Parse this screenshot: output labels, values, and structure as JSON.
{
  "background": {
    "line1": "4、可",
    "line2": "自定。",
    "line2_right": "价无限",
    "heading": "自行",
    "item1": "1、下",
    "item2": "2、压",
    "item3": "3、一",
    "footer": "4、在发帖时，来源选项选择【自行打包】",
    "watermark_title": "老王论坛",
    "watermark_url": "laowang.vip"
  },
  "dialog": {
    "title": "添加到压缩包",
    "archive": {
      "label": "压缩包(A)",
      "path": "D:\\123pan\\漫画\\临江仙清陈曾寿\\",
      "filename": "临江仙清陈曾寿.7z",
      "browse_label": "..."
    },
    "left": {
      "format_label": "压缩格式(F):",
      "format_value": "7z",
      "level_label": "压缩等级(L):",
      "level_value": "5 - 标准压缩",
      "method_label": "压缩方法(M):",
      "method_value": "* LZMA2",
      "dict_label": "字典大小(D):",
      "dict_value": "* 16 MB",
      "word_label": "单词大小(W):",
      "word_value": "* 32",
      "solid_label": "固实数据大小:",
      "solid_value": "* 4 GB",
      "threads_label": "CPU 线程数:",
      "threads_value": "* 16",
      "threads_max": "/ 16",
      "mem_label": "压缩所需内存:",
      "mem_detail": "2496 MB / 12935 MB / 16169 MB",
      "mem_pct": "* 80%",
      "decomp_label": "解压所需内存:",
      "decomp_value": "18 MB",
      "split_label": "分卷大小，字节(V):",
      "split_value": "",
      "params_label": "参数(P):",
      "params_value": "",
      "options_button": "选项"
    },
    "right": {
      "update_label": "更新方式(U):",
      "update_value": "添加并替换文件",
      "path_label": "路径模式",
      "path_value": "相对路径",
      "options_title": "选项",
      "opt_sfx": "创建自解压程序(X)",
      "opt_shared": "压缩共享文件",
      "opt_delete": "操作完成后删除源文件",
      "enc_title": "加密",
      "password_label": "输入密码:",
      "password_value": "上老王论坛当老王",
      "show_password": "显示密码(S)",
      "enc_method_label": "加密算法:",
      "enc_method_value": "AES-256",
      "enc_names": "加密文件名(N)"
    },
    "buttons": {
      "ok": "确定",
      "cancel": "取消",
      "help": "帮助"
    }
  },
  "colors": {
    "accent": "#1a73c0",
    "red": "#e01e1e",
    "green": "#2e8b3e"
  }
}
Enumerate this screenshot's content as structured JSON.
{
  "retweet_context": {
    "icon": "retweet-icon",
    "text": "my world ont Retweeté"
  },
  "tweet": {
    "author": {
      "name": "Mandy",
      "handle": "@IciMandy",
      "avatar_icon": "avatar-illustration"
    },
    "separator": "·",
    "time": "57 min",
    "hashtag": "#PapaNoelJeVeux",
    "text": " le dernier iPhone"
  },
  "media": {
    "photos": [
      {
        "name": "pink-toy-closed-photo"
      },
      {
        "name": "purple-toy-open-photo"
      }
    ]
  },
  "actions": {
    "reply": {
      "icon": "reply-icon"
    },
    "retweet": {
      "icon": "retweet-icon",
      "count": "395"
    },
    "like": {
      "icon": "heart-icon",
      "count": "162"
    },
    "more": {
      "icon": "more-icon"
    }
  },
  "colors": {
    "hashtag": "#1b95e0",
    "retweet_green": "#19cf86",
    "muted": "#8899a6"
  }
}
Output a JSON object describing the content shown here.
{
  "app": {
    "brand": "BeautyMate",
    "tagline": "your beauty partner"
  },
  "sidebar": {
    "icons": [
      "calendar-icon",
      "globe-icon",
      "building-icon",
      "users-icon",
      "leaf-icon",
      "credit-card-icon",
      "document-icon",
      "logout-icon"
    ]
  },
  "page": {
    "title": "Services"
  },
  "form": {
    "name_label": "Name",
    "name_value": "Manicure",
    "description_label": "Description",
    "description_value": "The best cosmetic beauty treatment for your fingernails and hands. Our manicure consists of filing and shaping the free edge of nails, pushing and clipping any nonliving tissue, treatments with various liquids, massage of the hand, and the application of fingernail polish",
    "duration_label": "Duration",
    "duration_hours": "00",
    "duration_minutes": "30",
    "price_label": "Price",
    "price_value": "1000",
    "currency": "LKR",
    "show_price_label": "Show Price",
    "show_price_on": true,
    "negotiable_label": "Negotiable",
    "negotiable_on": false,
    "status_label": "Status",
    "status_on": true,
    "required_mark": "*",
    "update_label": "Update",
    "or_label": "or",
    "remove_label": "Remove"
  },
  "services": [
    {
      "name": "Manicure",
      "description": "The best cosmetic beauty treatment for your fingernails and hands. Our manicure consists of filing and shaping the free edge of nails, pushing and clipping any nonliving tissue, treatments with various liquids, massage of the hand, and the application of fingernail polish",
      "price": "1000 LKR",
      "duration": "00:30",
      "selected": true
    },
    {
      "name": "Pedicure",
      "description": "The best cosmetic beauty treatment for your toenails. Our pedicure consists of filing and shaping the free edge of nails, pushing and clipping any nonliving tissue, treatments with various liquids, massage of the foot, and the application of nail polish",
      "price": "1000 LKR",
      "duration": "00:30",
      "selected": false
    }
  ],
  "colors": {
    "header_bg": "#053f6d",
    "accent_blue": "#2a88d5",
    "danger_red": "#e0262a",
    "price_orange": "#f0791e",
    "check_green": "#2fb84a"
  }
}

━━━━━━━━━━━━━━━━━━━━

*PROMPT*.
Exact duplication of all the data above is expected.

*OUTPUT FOR THIS TASK*.
Parse this screenshot: output labels, values, and structure as JSON.
{
  "background": {
    "line1": "4、可",
    "line2": "自定。",
    "line2_right": "价无限",
    "heading": "自行",
    "item1": "1、下",
    "item2": "2、压",
    "item3": "3、一",
    "footer": "4、在发帖时，来源选项选择【自行打包】",
    "watermark_title": "老王论坛",
    "watermark_url": "laowang.vip"
  },
  "dialog": {
    "title": "添加到压缩包",
    "archive": {
      "label": "压缩包(A)",
      "path": "D:\\123pan\\漫画\\临江仙清陈曾寿\\",
      "filename": "临江仙清陈曾寿.7z",
      "browse_label": "..."
    },
    "left": {
      "format_label": "压缩格式(F):",
      "format_value": "7z",
      "level_label": "压缩等级(L):",
      "level_value": "5 - 标准压缩",
      "method_label": "压缩方法(M):",
      "method_value": "* LZMA2",
      "dict_label": "字典大小(D):",
      "dict_value": "* 16 MB",
      "word_label": "单词大小(W):",
      "word_value": "* 32",
      "solid_label": "固实数据大小:",
      "solid_value": "* 4 GB",
      "threads_label": "CPU 线程数:",
      "threads_value": "* 16",
      "threads_max": "/ 16",
      "mem_label": "压缩所需内存:",
      "mem_detail": "2496 MB / 12935 MB / 16169 MB",
      "mem_pct": "* 80%",
      "decomp_label": "解压所需内存:",
      "decomp_value": "18 MB",
      "split_label": "分卷大小，字节(V):",
      "split_value": "",
      "params_label": "参数(P):",
      "params_value": "",
      "options_button": "选项"
    },
    "right": {
      "update_label": "更新方式(U):",
      "update_value": "添加并替换文件",
      "path_label": "路径模式",
      "path_value": "相对路径",
      "options_title": "选项",
      "opt_sfx": "创建自解压程序(X)",
      "opt_shared": "压缩共享文件",
      "opt_delete": "操作完成后删除源文件",
      "enc_title": "加密",
      "password_label": "输入密码:",
      "password_value": "上老王论坛当老王",
      "show_password": "显示密码(S)",
      "enc_method_label": "加密算法:",
      "enc_method_value": "AES-256",
      "enc_names": "加密文件名(N)"
    },
    "buttons": {
      "ok": "确定",
      "cancel": "取消",
      "help": "帮助"
    }
  },
  "colors": {
    "accent": "#1a73c0",
    "red": "#e01e1e",
    "green": "#2e8b3e"
  }
}
Enumerate this screenshot's content as structured JSON.
{
  "retweet_context": {
    "icon": "retweet-icon",
    "text": "my world ont Retweeté"
  },
  "tweet": {
    "author": {
      "name": "Mandy",
      "handle": "@IciMandy",
      "avatar_icon": "avatar-illustration"
    },
    "separator": "·",
    "time": "57 min",
    "hashtag": "#PapaNoelJeVeux",
    "text": " le dernier iPhone"
  },
  "media": {
    "photos": [
      {
        "name": "pink-toy-closed-photo"
      },
      {
        "name": "purple-toy-open-photo"
      }
    ]
  },
  "actions": {
    "reply": {
      "icon": "reply-icon"
    },
    "retweet": {
      "icon": "retweet-icon",
      "count": "395"
    },
    "like": {
      "icon": "heart-icon",
      "count": "162"
    },
    "more": {
      "icon": "more-icon"
    }
  },
  "colors": {
    "hashtag": "#1b95e0",
    "retweet_green": "#19cf86",
    "muted": "#8899a6"
  }
}
Output a JSON object describing the content shown here.
{
  "app": {
    "brand": "BeautyMate",
    "tagline": "your beauty partner"
  },
  "sidebar": {
    "icons": [
      "calendar-icon",
      "globe-icon",
      "building-icon",
      "users-icon",
      "leaf-icon",
      "credit-card-icon",
      "document-icon",
      "logout-icon"
    ]
  },
  "page": {
    "title": "Services"
  },
  "form": {
    "name_label": "Name",
    "name_value": "Manicure",
    "description_label": "Description",
    "description_value": "The best cosmetic beauty treatment for your fingernails and hands. Our manicure consists of filing and shaping the free edge of nails, pushing and clipping any nonliving tissue, treatments with various liquids, massage of the hand, and the application of fingernail polish",
    "duration_label": "Duration",
    "duration_hours": "00",
    "duration_minutes": "30",
    "price_label": "Price",
    "price_value": "1000",
    "currency": "LKR",
    "show_price_label": "Show Price",
    "show_price_on": true,
    "negotiable_label": "Negotiable",
    "negotiable_on": false,
    "status_label": "Status",
    "status_on": true,
    "required_mark": "*",
    "update_label": "Update",
    "or_label": "or",
    "remove_label": "Remove"
  },
  "services": [
    {
      "name": "Manicure",
      "description": "The best cosmetic beauty treatment for your fingernails and hands. Our manicure consists of filing and shaping the free edge of nails, pushing and clipping any nonliving tissue, treatments with various liquids, massage of the hand, and the application of fingernail polish",
      "price": "1000 LKR",
      "duration": "00:30",
      "selected": true
    },
    {
      "name": "Pedicure",
      "description": "The best cosmetic beauty treatment for your toenails. Our pedicure consists of filing and shaping the free edge of nails, pushing and clipping any nonliving tissue, treatments with various liquids, massage of the foot, and the application of nail polish",
      "price": "1000 LKR",
      "duration": "00:30",
      "selected": false
    }
  ],
  "colors": {
    "header_bg": "#053f6d",
    "accent_blue": "#2a88d5",
    "danger_red": "#e0262a",
    "price_orange": "#f0791e",
    "check_green": "#2fb84a"
  }
}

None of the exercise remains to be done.